Exercise goal
Using the records that follow, tally the lines containing the word "content" and state only the count.

Data shown
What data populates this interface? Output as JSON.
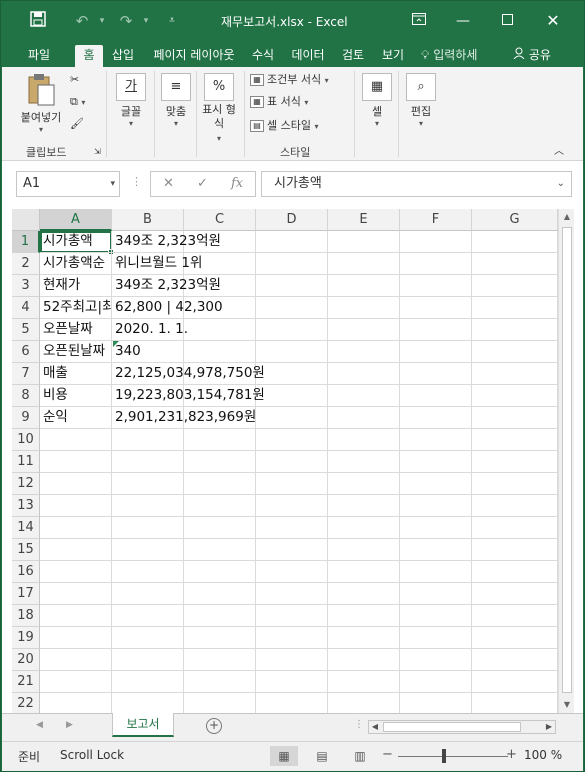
{
  "window": {
    "title": "재무보고서.xlsx - Excel",
    "icons": [
      "save-icon",
      "undo-icon",
      "redo-icon",
      "customize-qat-icon",
      "ribbon-display-icon",
      "minimize-icon",
      "maximize-icon",
      "close-icon"
    ]
  },
  "tabs": [
    {
      "label": "파일"
    },
    {
      "label": "홈"
    },
    {
      "label": "삽입"
    },
    {
      "label": "페이지 레이아웃"
    },
    {
      "label": "수식"
    },
    {
      "label": "데이터"
    },
    {
      "label": "검토"
    },
    {
      "label": "보기"
    }
  ],
  "tell_me": "입력하세",
  "share": "공유",
  "ribbon": {
    "clipboard": {
      "paste": "붙여넣기",
      "group": "클립보드"
    },
    "font": {
      "label": "글꼴",
      "icon_text": "가"
    },
    "align": {
      "label": "맞춤"
    },
    "number": {
      "label": "표시 형식",
      "icon_text": "%"
    },
    "styles": {
      "conditional": "조건부 서식",
      "table": "표 서식",
      "cell_style": "셀 스타일",
      "group": "스타일"
    },
    "cells": {
      "label": "셀"
    },
    "editing": {
      "label": "편집"
    }
  },
  "formula_bar": {
    "name_box": "A1",
    "fx": "fx",
    "content": "시가총액"
  },
  "columns": [
    "A",
    "B",
    "C",
    "D",
    "E",
    "F",
    "G"
  ],
  "rows": [
    "1",
    "2",
    "3",
    "4",
    "5",
    "6",
    "7",
    "8",
    "9",
    "10",
    "11",
    "12",
    "13",
    "14",
    "15",
    "16",
    "17",
    "18",
    "19",
    "20",
    "21",
    "22"
  ],
  "cells": {
    "A1": "시가총액",
    "B1": "349조 2,323억원",
    "A2": "시가총액순",
    "B2": "위니브월드 1위",
    "A3": "현재가",
    "B3": "349조 2,323억원",
    "A4": "52주최고|최",
    "B4": "62,800 | 42,300",
    "A5": "오픈날짜",
    "B5": "2020. 1. 1.",
    "A6": "오픈된날짜",
    "B6": "340",
    "A7": "매출",
    "B7": "22,125,034,978,750원",
    "A8": "비용",
    "B8": "19,223,803,154,781원",
    "A9": "순익",
    "B9": "2,901,231,823,969원"
  },
  "sheet_tab": "보고서",
  "status": {
    "ready": "준비",
    "scroll_lock": "Scroll Lock",
    "zoom": "100 %"
  },
  "colors": {
    "accent": "#217346"
  }
}
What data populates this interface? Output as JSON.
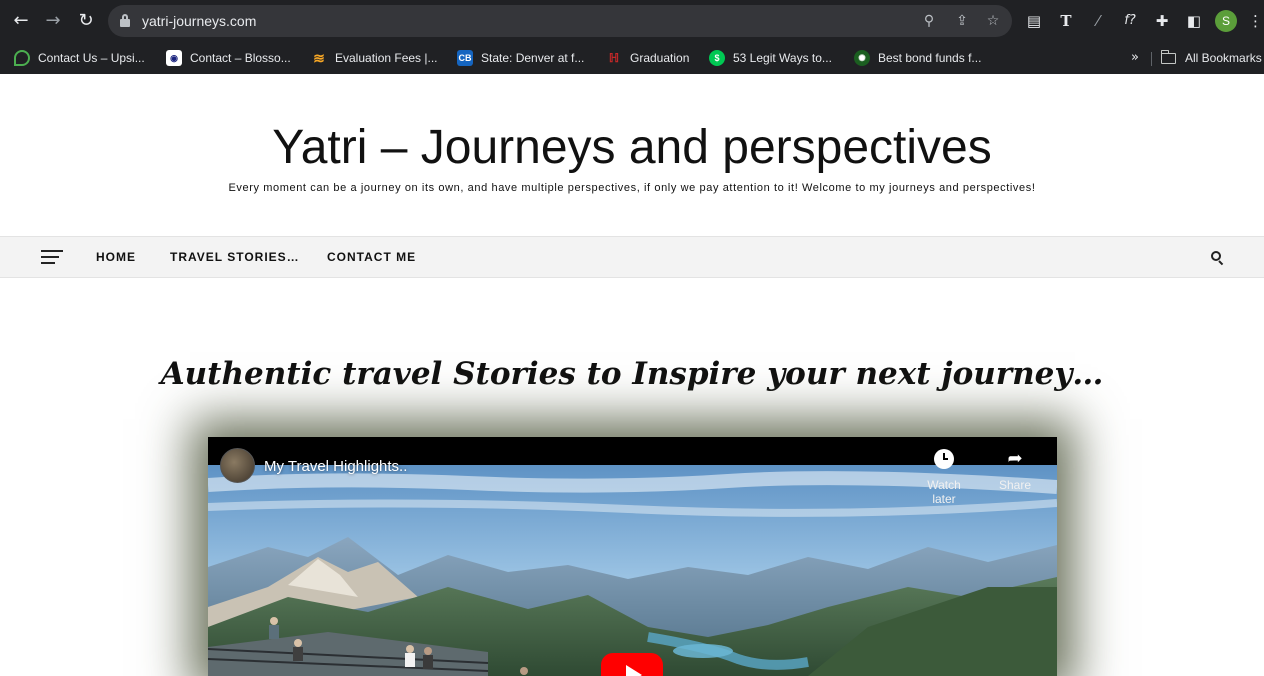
{
  "browser": {
    "url": "yatri-journeys.com",
    "profile_initial": "S",
    "bookmarks": [
      {
        "label": "Contact Us – Upsi...",
        "icon": "leaf-icon",
        "color": "#2e7d32"
      },
      {
        "label": "Contact – Blosso...",
        "icon": "blossom-icon",
        "color": "#1a237e"
      },
      {
        "label": "Evaluation Fees |...",
        "icon": "stack-icon",
        "color": "#f9a825"
      },
      {
        "label": "State: Denver at f...",
        "icon": "cb-icon",
        "color": "#1565c0"
      },
      {
        "label": "Graduation",
        "icon": "graduation-icon",
        "color": "#c62828"
      },
      {
        "label": "53 Legit Ways to...",
        "icon": "money-icon",
        "color": "#00c853"
      },
      {
        "label": "Best bond funds f...",
        "icon": "bond-icon",
        "color": "#1b5e20"
      }
    ],
    "all_bookmarks_label": "All Bookmarks"
  },
  "site": {
    "title": "Yatri – Journeys and perspectives",
    "tagline": "Every moment can be a journey on its own, and have multiple perspectives, if only we pay attention to it! Welcome to my journeys and perspectives!"
  },
  "menu": {
    "items": [
      "HOME",
      "TRAVEL STORIES…",
      "CONTACT ME"
    ]
  },
  "main": {
    "headline": "Authentic travel Stories to Inspire your next journey…"
  },
  "video": {
    "title": "My Travel Highlights..",
    "watch_later_label": "Watch later",
    "share_label": "Share"
  }
}
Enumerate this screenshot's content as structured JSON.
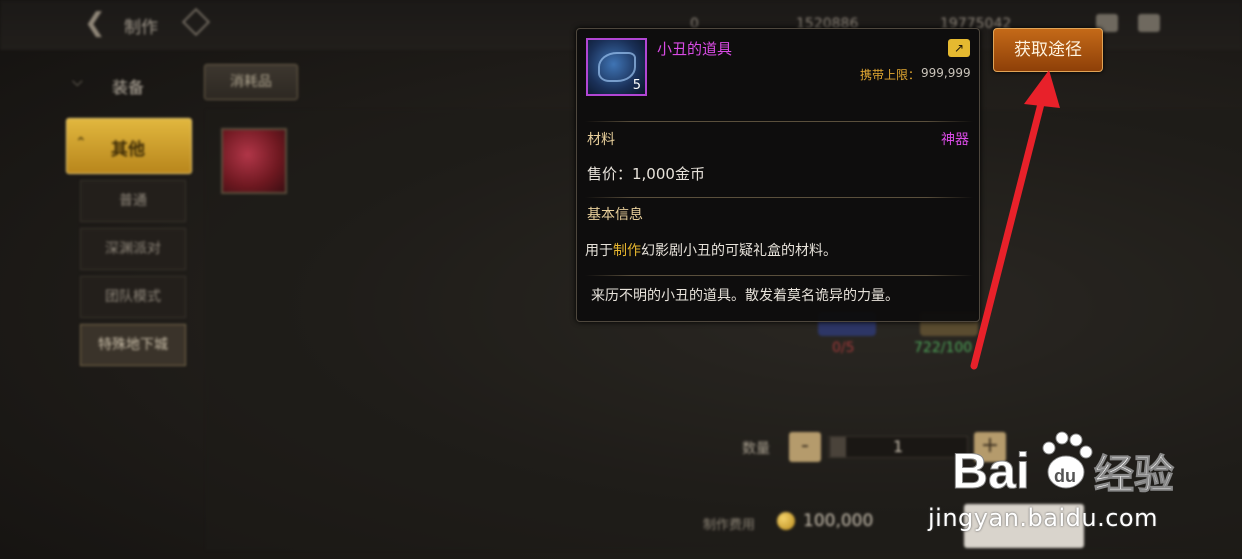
{
  "topbar": {
    "title": "制作",
    "res_1": "0",
    "res_2": "1520886",
    "res_3": "19775042"
  },
  "nav": {
    "category": "装备",
    "selected_category": "其他",
    "sub_items": [
      "普通",
      "深渊派对",
      "团队模式",
      "特殊地下城"
    ]
  },
  "tabs": {
    "consumable": "消耗品"
  },
  "materials": {
    "mat1_count": "0/5",
    "mat2_count": "722/100"
  },
  "craft": {
    "qty_label": "数量",
    "qty_value": "1",
    "qty_minus": "-",
    "qty_plus": "+",
    "cost_label": "制作费用",
    "cost_value": "100,000"
  },
  "tooltip": {
    "item_name": "小丑的道具",
    "item_count": "5",
    "limit_label": "携带上限：",
    "limit_value": "999,999",
    "type": "材料",
    "rarity": "神器",
    "price_label": "售价：",
    "price_value": "1,000金币",
    "basic_title": "基本信息",
    "desc_prefix": "用于",
    "desc_highlight": "制作",
    "desc_suffix": "幻影剧小丑的可疑礼盒的材料。",
    "lore": "来历不明的小丑的道具。散发着莫名诡异的力量。",
    "rarity_color": "#d84be4"
  },
  "acquire_button": {
    "label": "获取途径"
  },
  "watermark": {
    "logo_text": "Bai",
    "logo_text_2": "du",
    "logo_cn": "经验",
    "url": "jingyan.baidu.com"
  },
  "colors": {
    "accent_gold": "#e1b73e",
    "annotation_red": "#e8212a",
    "acquire_orange": "#c46a18"
  },
  "icons": [
    "back-arrow-icon",
    "diamond-icon",
    "share-icon",
    "coin-icon",
    "chevron-down-icon",
    "chevron-up-icon",
    "mail-icon",
    "chat-icon"
  ]
}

Written solution
2